Sebastian then spent a number of years working on an organic herb farm which would eventually become one of Pukka’s biggest suppliers. So by the time Sebastian met Tim he was ready to fulfil this dream.

The idea to set up Pukka was based on a simple premise: to awaken people to the incredible power of herbs. Tim and Sebastian quickly hit upon the idea that tea was a great way to do this. Sebastian told me: “We wanted to create a business centred around mutual benefit, one where everyone who came into contact with it would profit: sensually, healthily, ecologically, socially and financially. We wanted to reach millions of people, so that their lives could be touched with the wonders of herbs. The simple daily ritual of a delicious cup of tea is just such the perfect vehicle to do this!”

Brahmi, a plant used in Pukka's Illuminate range.
Brahmi, a plant used in Pukka’s Illuminate range.

In Hindi, Pukka means ‘real, authentic or genuine’ and this was the type of organisation they wanted to create. “We wanted to do good through commerce.” says Sebastian. “So every business choice we made from the outset was achieving just that. From the organic herbs that we now source from across the globe through to our commitment to ensure a fair price is payed to everyone throughout our supply chain.”

The principles of organic farming are extremely important to Pukka. “Organic farming defines ‘health’ for me,” says Sebastian. “It is a way of farming the natural world for the benefit of all: it’s better for the environment, wildlife and us. Because cotton is such a polluting crop even the string on our teabags is organic.”

Today Pukka is also pioneering new ways to ensure that the organisation is making a genuine contribution to global equality, poverty and the environment. For example, Pukka is working with FairWild growers in India, Kazakhstan, Bosnia, Hungry and Spain. FairWild is an innovative scheme which guarantees that the plants used from the wild have been harvested in a sustainable way and that the collectors have been paid fairly for their work.

Pukka experiments with turmeric spice. Image Credit: Alicia Demetriades
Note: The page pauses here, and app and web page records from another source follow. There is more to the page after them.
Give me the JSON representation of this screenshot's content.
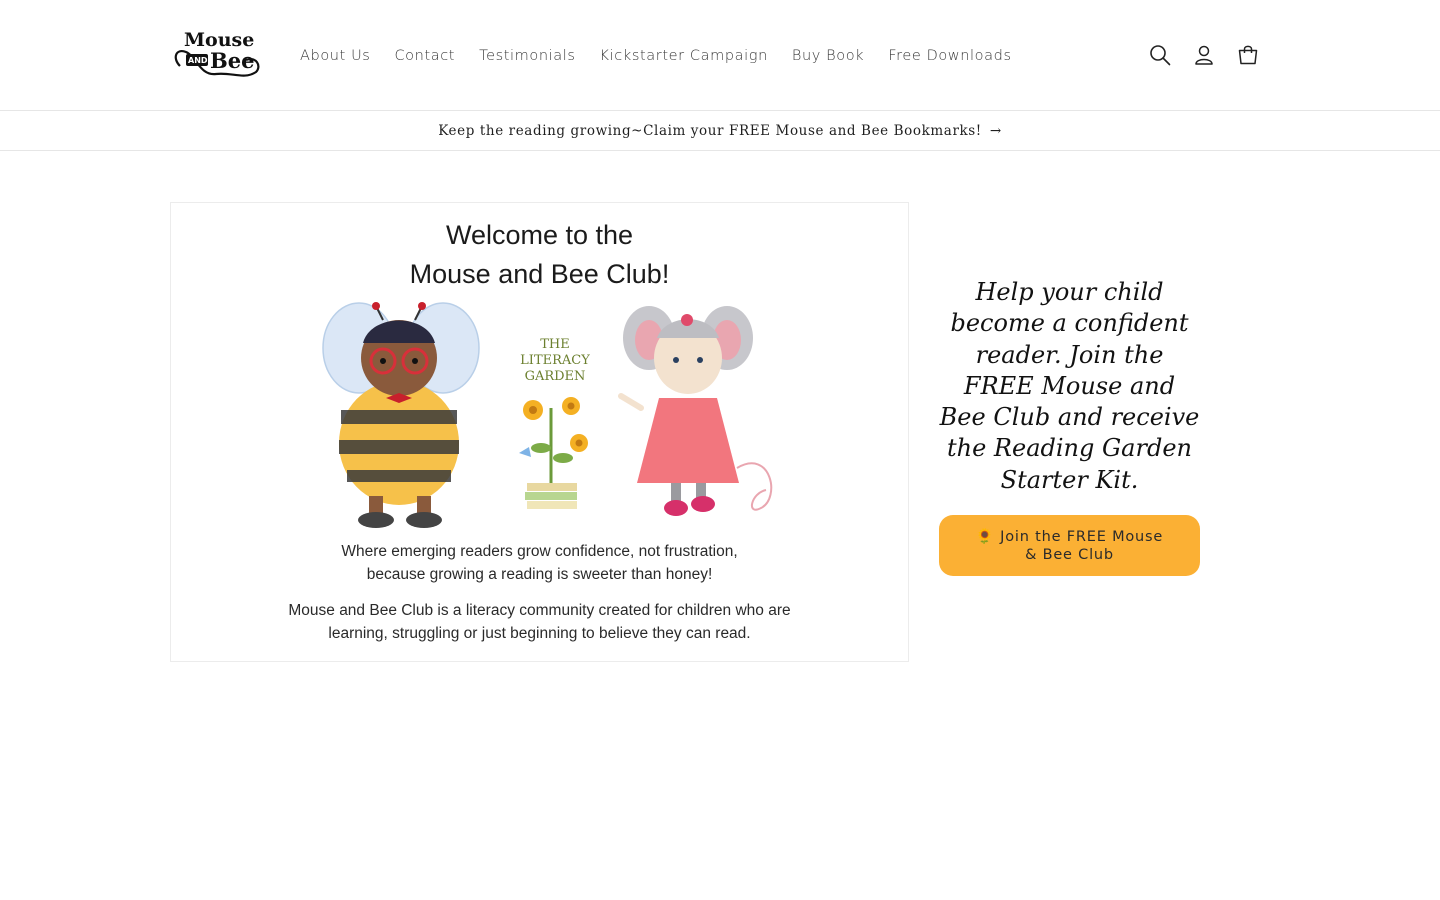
{
  "header": {
    "logo": {
      "line1": "Mouse",
      "line2": "AND",
      "line3": "Bee"
    },
    "nav": [
      {
        "label": "About Us"
      },
      {
        "label": "Contact"
      },
      {
        "label": "Testimonials"
      },
      {
        "label": "Kickstarter Campaign"
      },
      {
        "label": "Buy Book"
      },
      {
        "label": "Free Downloads"
      }
    ],
    "icons": [
      "search-icon",
      "account-icon",
      "cart-icon"
    ]
  },
  "announcement": {
    "text": "Keep the reading growing~Claim your FREE Mouse and Bee Bookmarks!",
    "arrow": "→"
  },
  "hero": {
    "image": {
      "title_line1": "Welcome to the",
      "title_line2": "Mouse and Bee Club!",
      "garden_label_1": "THE",
      "garden_label_2": "LITERACY",
      "garden_label_3": "GARDEN",
      "tagline_line1": "Where emerging readers grow confidence, not frustration,",
      "tagline_line2": "because growing a reading is sweeter than honey!",
      "desc_line1": "Mouse and Bee Club is a literacy community created for children who are",
      "desc_line2": "learning, struggling or just beginning to believe they can read."
    },
    "heading": "Help your child become a confident reader. Join the FREE Mouse and Bee Club and receive the Reading Garden Starter Kit.",
    "button_label": "🌻 Join the FREE Mouse & Bee Club"
  },
  "colors": {
    "accent": "#fbb034",
    "border": "#e6e6e6",
    "text": "#121212"
  }
}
By the end of 2017, Pukka aims to have all its teas certified as ‘fair’ through a new scheme called ‘Fair for Life.’ Pukka’s HQ in Bristol is carbon neutral signifying a continued commitment to reduce the company’s carbon footprint in its offices and across its supply chain. The organisation also gives 1% of its turnover to environmental charities each year.

An uncompromising commitment to quality has been a crucial part of the Pukka formula since the organisation began. High-grade, medicinal quality herbs are used not just in Pukka’s supplements but also the teas. “These are the same grade of herbs that herbal practitioners use to treat people” explains Sebastian. “They are rich in natural oils, brimming with vitality.” A special process which Pukka calls ‘wholistic extraction’ is used to obtain all the goodness of these herbs into many of Pukka’s supplements.

From humble beginnings in the south west of England, Pukka now exports to 41 countries. So what next?

Pukka herbs experiments with shatavari.
Pukka herbs experiments with shatavari.

“At the moment we are very excited about our new turmeric range,” says Sebastian. “The potential benefits of this vibrant root for our own wellbeing are vast and there have been over 6,000 pieces of research which demonstrate this. It’s been used for centuries to help keep the skin pure, the blood clean and the lifelong. In traditional Indian herbal medicine turmeric has been used to help maintain healthy blood, skin, circulation and as a nourishment to feed the whole body. That’s why we’ve launched an entire range of products dedicated to this wonder spice.”

And what about 2017? Sebastian explained: “We have grand plans for the next year. As well as growing our popular tea range, we’ve also an exciting range of supplements next spring. We can’t say too much at this stage although the clue’s in the herb which will take centre stage: shatavari. Shatavari is one of my favourite herbs and has earnt the nickname of ‘she of a 100 husbands.’”